Frank Ching says the central government ought to know when to ease off and let its appointed leader in Hong Kong get on with the job
It is extremely unfortunate that a marine tragedy that cost 39 lives has provided the cause for another row between Hong Kong and the mainland.
It is true, as Chief Executive Leung Chun-ying said in his National Day address, that it is "essential for Hong Kong to develop alongside the mainland" and so confrontation is not in anyone's interests.
That said, however, the way in which the mainland responded to the tragedy is deeply unsettling. First of all, Li Gang, deputy director of the central government's liaison office, adopted a high profile by visiting Queen Mary Hospital, speaking to the media, disclosing that there had been fatalities and announcing that barges would be sent from the mainland to assist in salvage operations.
This took place even before the Hong Kong government had announced that a number of people had died, or that mainland assistance had been requested.
The liaison office created the impression that it, not the Leung administration, was running Hong Kong. What made it worse was that the official China News Service subsequently reported - erroneously - that "professional boats from China successfully rescued 95 people" when the truth was that the boats were unneeded and returned to the mainland without ever being deployed here.
Intentionally or not, the mainland undermined the authority of the chief executive, at a time when his popularity ratings badly need a boost.
Moreover, as this newspaper reported, state broadcaster China Central Television ran a headline in a report on the disaster, saying that President Hu Jintao, Premier Wen Jiabao and Vice-President Xi Jinping had issued "important instructions" ordering the Hong Kong government to spare no effort in "searching for missing persons, treating the injured and comforting their relatives".
No doubt, on the mainland, the central government is accustomed to giving orders to subordinate governments. But Hong Kong is supposed to be different, with its high degree of autonomy, except in foreign and defence affairs.

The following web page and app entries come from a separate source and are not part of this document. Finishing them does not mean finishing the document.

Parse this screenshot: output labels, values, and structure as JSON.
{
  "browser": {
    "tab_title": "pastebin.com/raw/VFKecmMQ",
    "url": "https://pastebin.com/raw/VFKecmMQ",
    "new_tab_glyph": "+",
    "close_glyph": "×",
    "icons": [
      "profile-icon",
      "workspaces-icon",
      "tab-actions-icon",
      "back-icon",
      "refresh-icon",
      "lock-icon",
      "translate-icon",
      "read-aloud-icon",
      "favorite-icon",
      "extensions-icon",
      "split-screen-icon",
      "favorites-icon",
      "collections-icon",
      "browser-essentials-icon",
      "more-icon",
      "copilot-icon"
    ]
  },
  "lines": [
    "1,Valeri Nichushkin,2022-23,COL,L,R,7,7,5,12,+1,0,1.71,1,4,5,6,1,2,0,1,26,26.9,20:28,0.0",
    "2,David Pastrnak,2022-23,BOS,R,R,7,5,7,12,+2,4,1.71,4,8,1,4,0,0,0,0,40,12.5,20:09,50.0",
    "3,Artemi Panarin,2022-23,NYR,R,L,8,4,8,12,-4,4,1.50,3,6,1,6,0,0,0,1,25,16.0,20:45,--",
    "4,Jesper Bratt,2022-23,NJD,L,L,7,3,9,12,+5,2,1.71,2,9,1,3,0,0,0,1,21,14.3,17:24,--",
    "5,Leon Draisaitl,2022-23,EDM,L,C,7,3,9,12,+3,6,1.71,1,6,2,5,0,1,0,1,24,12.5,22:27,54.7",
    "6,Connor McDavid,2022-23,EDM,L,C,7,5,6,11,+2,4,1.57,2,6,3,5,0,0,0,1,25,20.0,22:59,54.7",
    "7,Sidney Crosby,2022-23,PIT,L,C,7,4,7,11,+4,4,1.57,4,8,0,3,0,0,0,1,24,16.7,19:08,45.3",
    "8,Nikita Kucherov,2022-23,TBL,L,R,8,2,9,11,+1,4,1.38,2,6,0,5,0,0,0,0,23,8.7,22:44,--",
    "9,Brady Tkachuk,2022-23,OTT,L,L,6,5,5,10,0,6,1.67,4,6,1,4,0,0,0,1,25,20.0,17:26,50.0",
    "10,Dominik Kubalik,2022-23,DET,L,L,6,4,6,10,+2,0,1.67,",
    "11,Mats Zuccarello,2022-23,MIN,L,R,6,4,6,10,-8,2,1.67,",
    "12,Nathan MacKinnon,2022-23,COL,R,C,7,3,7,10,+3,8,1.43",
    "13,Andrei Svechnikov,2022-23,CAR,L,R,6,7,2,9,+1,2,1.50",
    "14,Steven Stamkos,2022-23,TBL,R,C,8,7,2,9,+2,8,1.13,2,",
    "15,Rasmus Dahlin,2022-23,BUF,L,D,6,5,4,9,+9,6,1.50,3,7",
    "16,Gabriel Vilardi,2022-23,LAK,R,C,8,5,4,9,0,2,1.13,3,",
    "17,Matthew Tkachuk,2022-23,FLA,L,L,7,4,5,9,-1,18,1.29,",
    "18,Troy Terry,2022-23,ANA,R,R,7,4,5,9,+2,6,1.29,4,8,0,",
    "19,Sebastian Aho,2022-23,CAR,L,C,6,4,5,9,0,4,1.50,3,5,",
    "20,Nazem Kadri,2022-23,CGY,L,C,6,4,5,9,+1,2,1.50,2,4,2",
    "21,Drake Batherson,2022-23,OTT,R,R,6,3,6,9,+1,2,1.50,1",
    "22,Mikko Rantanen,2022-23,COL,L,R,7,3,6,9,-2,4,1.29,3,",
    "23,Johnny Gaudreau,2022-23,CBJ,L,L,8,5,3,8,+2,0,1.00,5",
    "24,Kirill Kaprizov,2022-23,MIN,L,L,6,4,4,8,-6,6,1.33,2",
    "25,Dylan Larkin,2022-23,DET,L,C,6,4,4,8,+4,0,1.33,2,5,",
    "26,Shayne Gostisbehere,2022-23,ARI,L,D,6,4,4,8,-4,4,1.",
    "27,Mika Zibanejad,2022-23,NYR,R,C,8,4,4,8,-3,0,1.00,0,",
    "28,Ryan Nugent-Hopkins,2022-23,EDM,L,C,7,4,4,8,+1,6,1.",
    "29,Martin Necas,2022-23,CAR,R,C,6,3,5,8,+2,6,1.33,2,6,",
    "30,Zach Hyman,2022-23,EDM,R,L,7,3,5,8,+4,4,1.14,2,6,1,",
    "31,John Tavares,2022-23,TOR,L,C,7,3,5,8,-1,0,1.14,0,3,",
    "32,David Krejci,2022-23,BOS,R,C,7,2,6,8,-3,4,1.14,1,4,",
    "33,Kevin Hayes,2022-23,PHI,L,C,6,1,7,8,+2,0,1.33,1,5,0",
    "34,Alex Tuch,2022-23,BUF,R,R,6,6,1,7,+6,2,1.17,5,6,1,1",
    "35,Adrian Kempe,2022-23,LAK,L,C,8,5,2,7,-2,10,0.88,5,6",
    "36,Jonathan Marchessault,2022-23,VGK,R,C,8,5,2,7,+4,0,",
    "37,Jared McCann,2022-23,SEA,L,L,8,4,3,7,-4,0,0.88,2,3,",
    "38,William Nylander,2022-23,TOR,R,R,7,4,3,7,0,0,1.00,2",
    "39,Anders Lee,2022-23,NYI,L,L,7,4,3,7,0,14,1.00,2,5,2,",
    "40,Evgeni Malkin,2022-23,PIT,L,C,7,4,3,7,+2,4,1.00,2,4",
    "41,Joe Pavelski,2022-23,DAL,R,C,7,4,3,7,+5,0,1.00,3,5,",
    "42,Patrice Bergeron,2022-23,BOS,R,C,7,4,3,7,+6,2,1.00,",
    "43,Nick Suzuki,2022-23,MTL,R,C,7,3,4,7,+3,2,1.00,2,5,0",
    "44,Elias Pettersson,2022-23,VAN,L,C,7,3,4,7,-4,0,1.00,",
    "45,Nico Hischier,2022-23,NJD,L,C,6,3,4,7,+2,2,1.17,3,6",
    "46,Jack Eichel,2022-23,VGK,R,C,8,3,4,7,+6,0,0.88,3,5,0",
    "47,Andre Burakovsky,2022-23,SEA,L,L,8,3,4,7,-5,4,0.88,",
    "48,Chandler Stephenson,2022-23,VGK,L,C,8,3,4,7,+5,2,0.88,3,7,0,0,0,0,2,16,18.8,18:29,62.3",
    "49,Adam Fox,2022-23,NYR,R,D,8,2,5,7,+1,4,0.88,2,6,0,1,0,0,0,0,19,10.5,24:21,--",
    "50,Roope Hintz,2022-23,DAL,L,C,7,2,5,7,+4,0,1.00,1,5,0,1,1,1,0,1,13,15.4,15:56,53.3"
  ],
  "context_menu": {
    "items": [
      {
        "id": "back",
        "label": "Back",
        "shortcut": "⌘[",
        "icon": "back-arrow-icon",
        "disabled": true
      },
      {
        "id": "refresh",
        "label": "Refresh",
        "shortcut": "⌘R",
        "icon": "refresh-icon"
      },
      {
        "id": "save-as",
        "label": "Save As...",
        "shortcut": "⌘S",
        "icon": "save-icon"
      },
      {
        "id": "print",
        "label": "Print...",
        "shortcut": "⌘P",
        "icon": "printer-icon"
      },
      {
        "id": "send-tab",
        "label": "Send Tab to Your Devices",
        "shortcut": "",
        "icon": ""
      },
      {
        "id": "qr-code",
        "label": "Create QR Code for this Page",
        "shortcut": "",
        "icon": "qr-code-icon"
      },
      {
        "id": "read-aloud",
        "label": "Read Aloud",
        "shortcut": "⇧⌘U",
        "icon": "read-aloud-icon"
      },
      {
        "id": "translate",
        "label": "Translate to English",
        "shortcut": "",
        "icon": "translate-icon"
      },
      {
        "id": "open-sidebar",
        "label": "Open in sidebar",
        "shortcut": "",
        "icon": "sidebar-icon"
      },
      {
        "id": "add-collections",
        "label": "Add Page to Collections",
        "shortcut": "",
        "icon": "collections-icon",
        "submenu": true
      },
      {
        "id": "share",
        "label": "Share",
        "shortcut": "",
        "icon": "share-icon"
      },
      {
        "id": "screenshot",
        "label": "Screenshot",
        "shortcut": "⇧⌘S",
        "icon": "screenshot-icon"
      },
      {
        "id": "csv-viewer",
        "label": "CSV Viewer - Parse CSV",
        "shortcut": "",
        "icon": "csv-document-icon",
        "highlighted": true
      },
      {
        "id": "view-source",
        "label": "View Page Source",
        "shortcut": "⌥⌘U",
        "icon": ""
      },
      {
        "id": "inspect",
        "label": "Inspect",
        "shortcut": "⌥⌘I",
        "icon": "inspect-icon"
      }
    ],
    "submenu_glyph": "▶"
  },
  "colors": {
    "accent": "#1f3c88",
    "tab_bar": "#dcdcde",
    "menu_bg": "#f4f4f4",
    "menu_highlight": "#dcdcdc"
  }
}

Since the handling of a maritime accident cannot by any stretch of the imagination be construed as either a matter of foreign affairs or defence, it was inappropriate for the central government to issue orders on how the incident should be handled.
The Hong Kong government, of course, was already doing everything that could be done, even without such urging. But, it seems, the central government simply cannot resist its tendency to be in control. Unlike Tung Chee-hwa, who refused to go to Chek Lap Kok when there were problems with the new airport, saying he did not want to put on a show and get in the way, Leung was on the scene almost immediately to evaluate the situation before going on to Queen Mary Hospital to comfort the injured.
He certainly looked like someone who was in charge - until Li Gang arrived uninvited.
The chief executive was appointed by the central authorities. They should let him do his job.